→ Work to complete
Copy out each line from the material where the word "shares" is found.

═══ Records supplied ═══

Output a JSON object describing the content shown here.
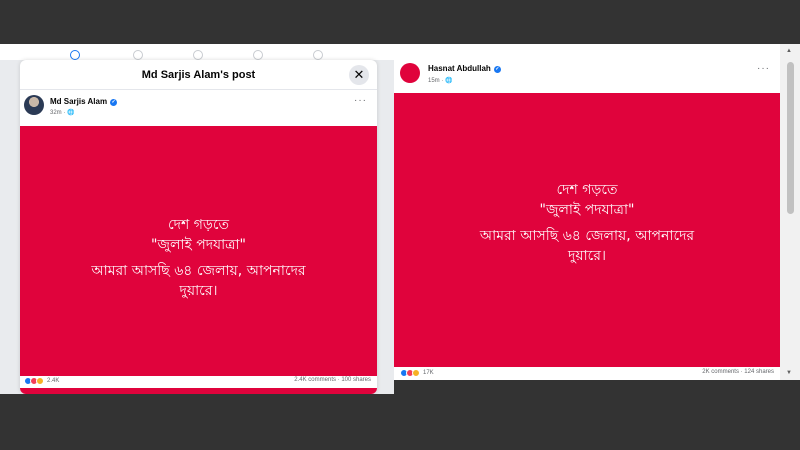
{
  "left": {
    "modal_title": "Md Sarjis Alam's post",
    "close_label": "✕",
    "author": "Md Sarjis Alam",
    "time": "32m · 🌐",
    "more": "···",
    "lines": [
      "দেশ গড়তে",
      "\"জুলাই পদযাত্রা\"",
      "আমরা আসছি ৬৪ জেলায়, আপনাদের",
      "দুয়ারে।"
    ],
    "reaction_count": "2.4K",
    "comments_shares": "2.4K comments · 100 shares"
  },
  "right": {
    "author": "Hasnat Abdullah",
    "time": "15m · 🌐",
    "more": "···",
    "lines": [
      "দেশ গড়তে",
      "\"জুলাই পদযাত্রা\"",
      "আমরা আসছি ৬৪ জেলায়, আপনাদের",
      "দুয়ারে।"
    ],
    "reaction_count": "17K",
    "comments_shares": "2K comments · 124 shares"
  },
  "colors": {
    "post_bg": "#e0033c",
    "verified": "#1877f2",
    "background": "#333333"
  }
}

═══

→ Written answer
    "comments_shares": "2.4K comments · 100 shares"
    "comments_shares": "2K comments · 124 shares"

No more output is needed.